BEGIN
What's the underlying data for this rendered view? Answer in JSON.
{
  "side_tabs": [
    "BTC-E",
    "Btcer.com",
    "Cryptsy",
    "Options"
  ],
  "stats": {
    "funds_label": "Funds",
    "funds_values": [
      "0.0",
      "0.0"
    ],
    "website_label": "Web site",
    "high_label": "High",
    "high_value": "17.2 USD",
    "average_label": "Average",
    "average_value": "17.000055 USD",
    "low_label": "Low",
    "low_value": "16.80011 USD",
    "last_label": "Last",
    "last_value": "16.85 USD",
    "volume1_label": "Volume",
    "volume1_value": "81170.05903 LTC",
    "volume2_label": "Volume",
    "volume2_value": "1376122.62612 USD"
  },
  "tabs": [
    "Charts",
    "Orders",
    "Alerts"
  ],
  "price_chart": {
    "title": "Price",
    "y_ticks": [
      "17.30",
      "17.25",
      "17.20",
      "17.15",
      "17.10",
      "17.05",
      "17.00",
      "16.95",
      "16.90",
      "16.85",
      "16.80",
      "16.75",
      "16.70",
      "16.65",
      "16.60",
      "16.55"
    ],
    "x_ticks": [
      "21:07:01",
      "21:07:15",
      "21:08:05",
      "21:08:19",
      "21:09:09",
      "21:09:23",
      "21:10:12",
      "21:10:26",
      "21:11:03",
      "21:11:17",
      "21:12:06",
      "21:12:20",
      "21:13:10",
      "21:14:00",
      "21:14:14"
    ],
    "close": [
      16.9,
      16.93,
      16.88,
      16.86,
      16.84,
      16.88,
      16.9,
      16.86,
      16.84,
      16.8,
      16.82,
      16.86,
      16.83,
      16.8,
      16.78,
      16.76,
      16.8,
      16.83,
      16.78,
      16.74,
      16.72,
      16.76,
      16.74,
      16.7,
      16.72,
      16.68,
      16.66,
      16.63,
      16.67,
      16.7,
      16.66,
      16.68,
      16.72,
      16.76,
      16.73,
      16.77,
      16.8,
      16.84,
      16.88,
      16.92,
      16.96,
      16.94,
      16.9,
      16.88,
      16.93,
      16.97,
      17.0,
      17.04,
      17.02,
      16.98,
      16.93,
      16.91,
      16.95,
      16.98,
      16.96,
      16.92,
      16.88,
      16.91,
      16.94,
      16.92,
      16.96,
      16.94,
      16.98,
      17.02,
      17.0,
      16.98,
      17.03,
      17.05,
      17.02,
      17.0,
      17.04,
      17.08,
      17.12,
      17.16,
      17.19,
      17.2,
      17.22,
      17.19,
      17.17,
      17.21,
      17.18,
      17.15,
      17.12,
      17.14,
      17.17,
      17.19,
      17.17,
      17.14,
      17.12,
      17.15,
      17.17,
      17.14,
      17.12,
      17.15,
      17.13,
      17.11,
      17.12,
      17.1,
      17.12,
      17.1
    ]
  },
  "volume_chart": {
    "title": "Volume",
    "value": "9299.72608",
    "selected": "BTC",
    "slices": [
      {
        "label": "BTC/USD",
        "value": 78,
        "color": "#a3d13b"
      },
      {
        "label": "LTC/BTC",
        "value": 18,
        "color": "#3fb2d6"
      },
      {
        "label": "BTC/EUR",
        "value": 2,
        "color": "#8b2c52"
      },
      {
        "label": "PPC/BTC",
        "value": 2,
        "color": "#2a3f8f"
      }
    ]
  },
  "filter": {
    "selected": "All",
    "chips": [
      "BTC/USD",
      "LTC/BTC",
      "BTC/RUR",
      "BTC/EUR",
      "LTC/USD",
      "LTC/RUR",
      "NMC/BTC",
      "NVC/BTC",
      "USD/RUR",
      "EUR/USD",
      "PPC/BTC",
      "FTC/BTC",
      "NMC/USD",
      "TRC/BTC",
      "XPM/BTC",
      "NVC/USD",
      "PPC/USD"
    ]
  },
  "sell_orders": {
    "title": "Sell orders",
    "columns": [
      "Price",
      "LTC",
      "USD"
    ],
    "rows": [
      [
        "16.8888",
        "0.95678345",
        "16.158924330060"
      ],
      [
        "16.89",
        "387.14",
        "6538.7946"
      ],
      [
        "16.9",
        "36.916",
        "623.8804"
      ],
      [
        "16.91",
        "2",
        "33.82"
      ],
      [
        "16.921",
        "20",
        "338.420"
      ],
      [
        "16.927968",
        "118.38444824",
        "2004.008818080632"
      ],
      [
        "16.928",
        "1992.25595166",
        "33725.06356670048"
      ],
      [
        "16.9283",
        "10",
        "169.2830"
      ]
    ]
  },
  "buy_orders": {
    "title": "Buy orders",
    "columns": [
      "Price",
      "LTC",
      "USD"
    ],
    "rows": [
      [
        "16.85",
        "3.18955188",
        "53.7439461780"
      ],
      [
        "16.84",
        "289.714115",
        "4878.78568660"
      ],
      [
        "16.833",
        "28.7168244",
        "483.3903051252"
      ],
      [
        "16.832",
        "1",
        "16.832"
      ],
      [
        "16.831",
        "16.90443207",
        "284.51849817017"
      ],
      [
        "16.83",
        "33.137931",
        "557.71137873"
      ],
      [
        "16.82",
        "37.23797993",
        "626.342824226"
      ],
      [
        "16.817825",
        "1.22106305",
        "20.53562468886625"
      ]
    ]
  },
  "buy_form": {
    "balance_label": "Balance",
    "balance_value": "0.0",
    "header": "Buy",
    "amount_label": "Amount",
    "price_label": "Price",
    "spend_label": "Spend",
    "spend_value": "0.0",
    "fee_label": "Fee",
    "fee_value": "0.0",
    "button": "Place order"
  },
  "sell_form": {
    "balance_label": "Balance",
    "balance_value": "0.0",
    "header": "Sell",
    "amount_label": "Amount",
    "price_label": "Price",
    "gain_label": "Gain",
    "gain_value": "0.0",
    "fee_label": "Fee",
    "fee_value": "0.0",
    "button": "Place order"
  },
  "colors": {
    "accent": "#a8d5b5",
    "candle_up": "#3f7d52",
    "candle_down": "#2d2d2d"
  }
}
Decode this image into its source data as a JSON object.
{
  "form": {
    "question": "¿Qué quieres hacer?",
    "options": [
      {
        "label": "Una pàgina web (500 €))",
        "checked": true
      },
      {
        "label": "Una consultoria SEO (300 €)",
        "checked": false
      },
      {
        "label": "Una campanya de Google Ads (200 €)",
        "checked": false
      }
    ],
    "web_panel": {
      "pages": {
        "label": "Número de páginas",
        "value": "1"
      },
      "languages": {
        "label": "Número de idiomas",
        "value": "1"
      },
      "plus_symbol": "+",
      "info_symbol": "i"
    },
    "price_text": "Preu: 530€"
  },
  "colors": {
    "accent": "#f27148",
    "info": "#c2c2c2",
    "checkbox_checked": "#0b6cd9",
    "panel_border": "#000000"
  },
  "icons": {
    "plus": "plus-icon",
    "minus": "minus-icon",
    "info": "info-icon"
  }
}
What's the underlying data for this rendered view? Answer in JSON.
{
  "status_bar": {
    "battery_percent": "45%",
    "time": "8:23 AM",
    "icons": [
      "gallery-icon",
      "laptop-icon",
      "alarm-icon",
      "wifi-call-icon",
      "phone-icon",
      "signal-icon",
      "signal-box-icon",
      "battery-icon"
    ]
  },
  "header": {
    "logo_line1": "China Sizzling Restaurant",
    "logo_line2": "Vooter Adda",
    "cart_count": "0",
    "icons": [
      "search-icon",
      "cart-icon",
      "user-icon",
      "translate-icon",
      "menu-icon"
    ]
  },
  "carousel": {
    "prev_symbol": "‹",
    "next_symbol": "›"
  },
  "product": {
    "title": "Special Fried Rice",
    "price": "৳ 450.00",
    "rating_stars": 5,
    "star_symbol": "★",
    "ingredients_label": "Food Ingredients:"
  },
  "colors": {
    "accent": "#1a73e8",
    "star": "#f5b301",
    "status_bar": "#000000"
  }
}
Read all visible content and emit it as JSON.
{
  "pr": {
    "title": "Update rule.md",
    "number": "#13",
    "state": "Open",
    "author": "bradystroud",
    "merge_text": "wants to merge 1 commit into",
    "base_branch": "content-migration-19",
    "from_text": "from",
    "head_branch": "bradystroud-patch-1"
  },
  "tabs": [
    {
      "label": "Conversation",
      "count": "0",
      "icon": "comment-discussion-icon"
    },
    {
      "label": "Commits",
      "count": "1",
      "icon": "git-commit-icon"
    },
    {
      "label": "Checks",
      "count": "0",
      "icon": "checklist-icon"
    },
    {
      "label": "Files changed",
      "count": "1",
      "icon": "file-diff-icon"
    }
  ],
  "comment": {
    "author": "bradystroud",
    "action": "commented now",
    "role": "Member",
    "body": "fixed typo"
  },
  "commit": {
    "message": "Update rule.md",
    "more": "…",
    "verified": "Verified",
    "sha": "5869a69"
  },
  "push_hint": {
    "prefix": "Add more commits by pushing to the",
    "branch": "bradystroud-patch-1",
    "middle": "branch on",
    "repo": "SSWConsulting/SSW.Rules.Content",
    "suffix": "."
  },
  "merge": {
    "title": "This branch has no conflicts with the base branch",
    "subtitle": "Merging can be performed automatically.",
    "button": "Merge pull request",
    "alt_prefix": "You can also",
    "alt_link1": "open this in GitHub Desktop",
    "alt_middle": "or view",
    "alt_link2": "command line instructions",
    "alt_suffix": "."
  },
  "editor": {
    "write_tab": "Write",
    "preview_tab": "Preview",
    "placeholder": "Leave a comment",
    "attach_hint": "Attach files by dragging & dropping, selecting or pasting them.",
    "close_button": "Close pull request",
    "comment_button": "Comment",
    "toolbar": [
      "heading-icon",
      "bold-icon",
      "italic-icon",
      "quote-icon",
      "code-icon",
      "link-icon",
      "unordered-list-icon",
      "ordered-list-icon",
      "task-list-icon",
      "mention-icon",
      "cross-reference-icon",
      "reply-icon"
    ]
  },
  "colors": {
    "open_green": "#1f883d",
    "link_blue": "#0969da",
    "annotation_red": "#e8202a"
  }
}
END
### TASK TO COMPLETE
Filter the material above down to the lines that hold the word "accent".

### COMPLETED EXERCISE
    "accent": "#a8d5b5",
    "accent": "#f27148",
    "accent": "#1a73e8",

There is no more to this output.